In this guest post, author Monica Brown shares the magic that is passed down through generations of women in her family in the form of creativity and dreams. El cuarto turquesa / The Turquoise Room will be published September 27 and is available for pre-order now.
It is a pleasure to see my book, El cuarto turquesa / The Turquoise Room, illustrated by the incredible Adriana Garcia, and expertly translated by my cousin Cynthia Miranda McIntosh, out in the world! It’s my most autobiographical book, which makes me feel vulnerable, but sometimes we need to take risks to fulfill the promise of our creativity. This story of mothers and daughters and migration, of love and magic and dreaming, is one I want in the hands of children—my own and others.
I am the daughter of a South American mother and a North American father. My mother was an immigrant to the United States and an artist. As a young girl, my abuelita was also an artist. A map of South America that she painted hangs by my desk where I write. Growing up, I crossed borders and boundaries, going back and forth with her to Peru—a place of considerable inspiration to me. In Piura, Peru, I lay beside my mother, Isabel, in the turquoise room of her youth, the room her mother died in, now painted over with white, and my mother spun stories and encouraged my dreams. I now fly through my writing, and I write in the light of my grandmother Esther’s magical map. My ancestors inspire me, and I seek to inspire my children—so that stories continue to be told, and children continue to dream. So that each child can always look to their own imagination for fun and adventure—and for solace.
In this book, each girl, then woman, discovers the magic passed down to them—the secret of the turquoise room. What they discover in this magic realist story is that they can fly—literally and via their art and imagination. At night, the boundaries between the real and the magical are blurred, and first Esther, then Isabel, then Monica fly over the mountains and the sea, across countries and continents.

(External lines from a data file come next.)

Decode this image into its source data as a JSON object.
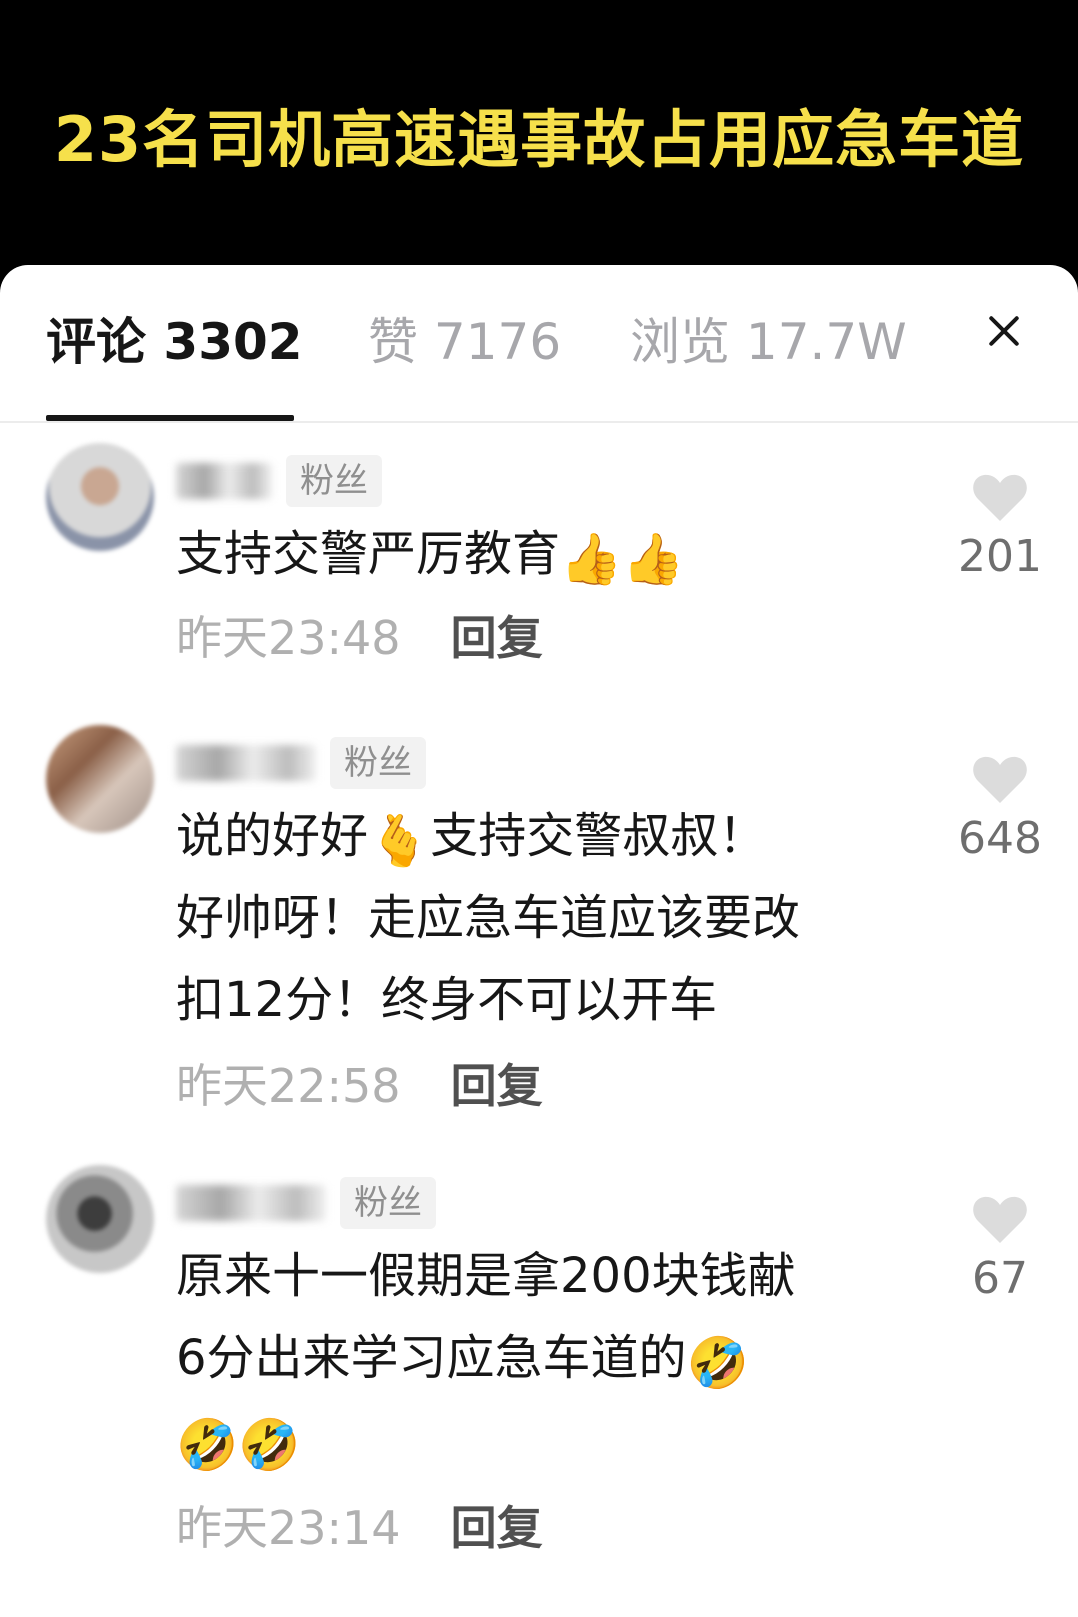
{
  "video": {
    "title": "23名司机高速遇事故占用应急车道"
  },
  "tabs": [
    {
      "label": "评论 3302",
      "active": true
    },
    {
      "label": "赞 7176",
      "active": false
    },
    {
      "label": "浏览 17.7W",
      "active": false
    }
  ],
  "comments": [
    {
      "badge": "粉丝",
      "text": "支持交警严厉教育",
      "emoji": "👍👍",
      "time": "昨天23:48",
      "reply": "回复",
      "likes": "201"
    },
    {
      "badge": "粉丝",
      "text_line1": "说的好好",
      "emoji": "🫰",
      "text_line1_rest": "支持交警叔叔！",
      "text_line2": "好帅呀！走应急车道应该要改",
      "text_line3": "扣12分！终身不可以开车",
      "time": "昨天22:58",
      "reply": "回复",
      "likes": "648"
    },
    {
      "badge": "粉丝",
      "text_line1": "原来十一假期是拿200块钱献",
      "text_line2": "6分出来学习应急车道的",
      "emoji_line2": "🤣",
      "emoji_line3": "🤣🤣",
      "time": "昨天23:14",
      "reply": "回复",
      "likes": "67"
    }
  ],
  "colors": {
    "title": "#f6e04b",
    "heart": "#dcdcdc",
    "badge_bg": "#f2f2f2"
  }
}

What I don’t share in this picture book is that something other than creativity and love binds Esther, Isabel, and me together. All three of us were joined by Autosomal Dominant Polycystic Kidney Disease (ADPKD), a brutal kidney disease that led to my abuelita’s early death at 41 and my own mother’s death at 63. In 2018, four years ago this December, I received the gift of life in the form of a deceased-donor kidney transplant. I wrote to honor the ultimate altruism that makes it possible for me to write these words, and my mother and grandmother, who found beauty and light in the darkest of times through their creativity. In this book, girls and women fly along rivers of paint between the whirl and swirl of words on the page, dancing to the beat of music, leaping and running. At night, they spread their arms wide, close their eyes, and fly!
or through your favorite Latinx-owned bookshop!

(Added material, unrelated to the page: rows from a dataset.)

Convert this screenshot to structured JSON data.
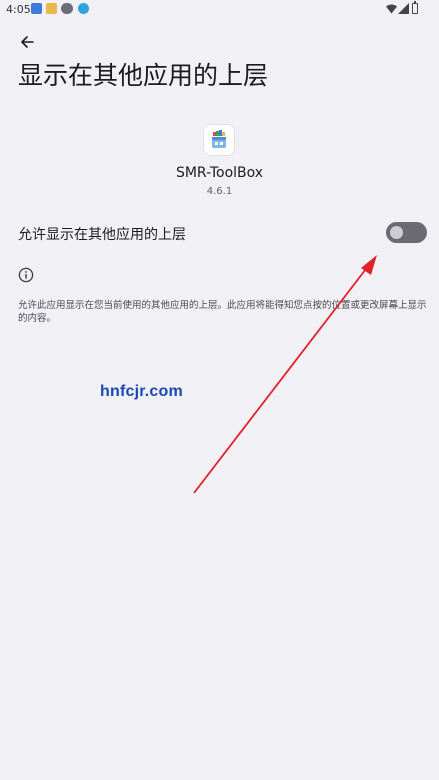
{
  "status_bar": {
    "time": "4:05"
  },
  "header": {
    "back_icon": "arrow-back-icon",
    "title": "显示在其他应用的上层"
  },
  "app": {
    "name": "SMR-ToolBox",
    "version": "4.6.1"
  },
  "permission": {
    "label": "允许显示在其他应用的上层",
    "enabled": false
  },
  "info": {
    "icon": "info-icon",
    "description": "允许此应用显示在您当前使用的其他应用的上层。此应用将能得知您点按的位置或更改屏幕上显示的内容。"
  },
  "watermark": {
    "text": "hnfcjr.com"
  },
  "colors": {
    "background": "#f1f0f5",
    "toggle_track": "#6b6a70",
    "toggle_thumb": "#cfcdd4",
    "watermark": "#1a47b5",
    "annotation_arrow": "#e0202a"
  }
}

MONICA BROWN has written twenty acclaimed picture books, including the Pura Belpré Illustrator Honor-winning Marisol McDonald Doesn’t Match, as well as the Lola Levine and Sarai chapter book series. Most of her stories are inspired by her desire to bring diverse stories to children and by her own mixed heritage, which includes Peruvian, Scottish, Spanish, Amerindian, and Jewish ancestry. When not writing for children, Brown serves as a professor of English at Northern Arizona University, where she teaches about US Latino and multicultural literature. Brown lives with her family in Flagstaff, Arizona. Her website is monicabrown.net.